- _WHAT YOU WILL DO_
Find each line of the entries with the string "modified", please, and copy it.

[DATA EXTRACT — start]

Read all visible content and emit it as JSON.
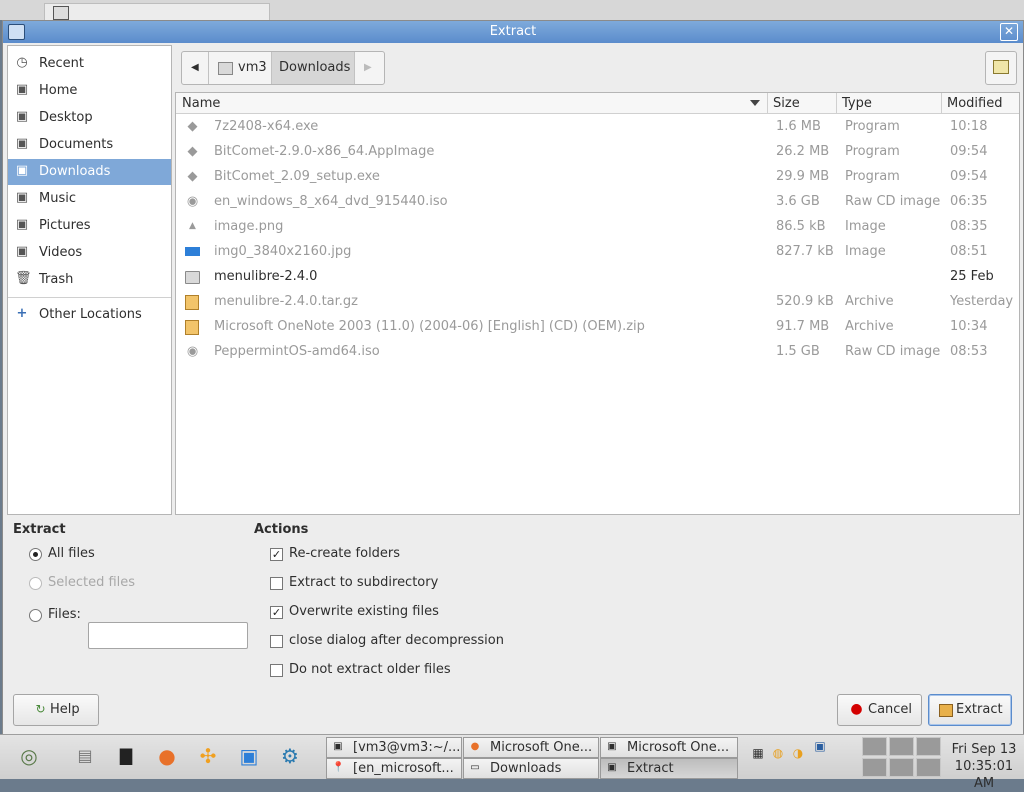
{
  "window": {
    "title": "Extract"
  },
  "sidebar": {
    "items": [
      {
        "label": "Recent",
        "icon": "clock-icon"
      },
      {
        "label": "Home",
        "icon": "home-folder-icon"
      },
      {
        "label": "Desktop",
        "icon": "desktop-folder-icon"
      },
      {
        "label": "Documents",
        "icon": "documents-folder-icon"
      },
      {
        "label": "Downloads",
        "icon": "downloads-folder-icon",
        "selected": true
      },
      {
        "label": "Music",
        "icon": "music-folder-icon"
      },
      {
        "label": "Pictures",
        "icon": "pictures-folder-icon"
      },
      {
        "label": "Videos",
        "icon": "videos-folder-icon"
      },
      {
        "label": "Trash",
        "icon": "trash-icon"
      }
    ],
    "other": {
      "label": "Other Locations",
      "icon": "plus-icon"
    }
  },
  "path": {
    "segments": [
      "vm3",
      "Downloads"
    ]
  },
  "columns": {
    "name": "Name",
    "size": "Size",
    "type": "Type",
    "modified": "Modified"
  },
  "files": [
    {
      "name": "7z2408-x64.exe",
      "size": "1.6 MB",
      "type": "Program",
      "modified": "10:18",
      "icon": "executable-icon"
    },
    {
      "name": "BitComet-2.9.0-x86_64.AppImage",
      "size": "26.2 MB",
      "type": "Program",
      "modified": "09:54",
      "icon": "executable-icon"
    },
    {
      "name": "BitComet_2.09_setup.exe",
      "size": "29.9 MB",
      "type": "Program",
      "modified": "09:54",
      "icon": "executable-icon"
    },
    {
      "name": "en_windows_8_x64_dvd_915440.iso",
      "size": "3.6 GB",
      "type": "Raw CD image",
      "modified": "06:35",
      "icon": "disc-icon"
    },
    {
      "name": "image.png",
      "size": "86.5 kB",
      "type": "Image",
      "modified": "08:35",
      "icon": "image-icon"
    },
    {
      "name": "img0_3840x2160.jpg",
      "size": "827.7 kB",
      "type": "Image",
      "modified": "08:51",
      "icon": "jpg-image-icon"
    },
    {
      "name": "menulibre-2.4.0",
      "size": "",
      "type": "",
      "modified": "25 Feb",
      "icon": "folder-icon",
      "folder": true
    },
    {
      "name": "menulibre-2.4.0.tar.gz",
      "size": "520.9 kB",
      "type": "Archive",
      "modified": "Yesterday",
      "icon": "archive-icon"
    },
    {
      "name": "Microsoft OneNote 2003 (11.0) (2004-06) [English] (CD) (OEM).zip",
      "size": "91.7 MB",
      "type": "Archive",
      "modified": "10:34",
      "icon": "archive-icon"
    },
    {
      "name": "PeppermintOS-amd64.iso",
      "size": "1.5 GB",
      "type": "Raw CD image",
      "modified": "08:53",
      "icon": "disc-icon"
    }
  ],
  "extract": {
    "title": "Extract",
    "all_files": "All files",
    "selected_files": "Selected files",
    "files_label": "Files:",
    "files_value": ""
  },
  "actions": {
    "title": "Actions",
    "recreate": "Re-create folders",
    "subdirectory": "Extract to subdirectory",
    "overwrite": "Overwrite existing files",
    "close_after": "close dialog after decompression",
    "no_older": "Do not extract older files"
  },
  "buttons": {
    "help": "Help",
    "cancel": "Cancel",
    "extract": "Extract"
  },
  "taskbar": {
    "tasks": [
      {
        "label": "[vm3@vm3:~/...",
        "icon": "terminal-icon"
      },
      {
        "label": "Microsoft One...",
        "icon": "firefox-icon"
      },
      {
        "label": "Microsoft One...",
        "icon": "archive-manager-icon"
      },
      {
        "label": "[en_microsoft...",
        "icon": "pin-icon"
      },
      {
        "label": "Downloads",
        "icon": "folder-icon"
      },
      {
        "label": "Extract",
        "icon": "archive-manager-icon"
      }
    ],
    "clock": {
      "date": "Fri Sep 13",
      "time": "10:35:01 AM"
    }
  }
}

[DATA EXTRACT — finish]

- _ANSWER BOX_
    "modified": "Modified"
      "modified": "10:18",
      "modified": "09:54",
      "modified": "09:54",
      "modified": "06:35",
      "modified": "08:35",
      "modified": "08:51",
      "modified": "25 Feb",
      "modified": "Yesterday",
      "modified": "10:34",
      "modified": "08:53",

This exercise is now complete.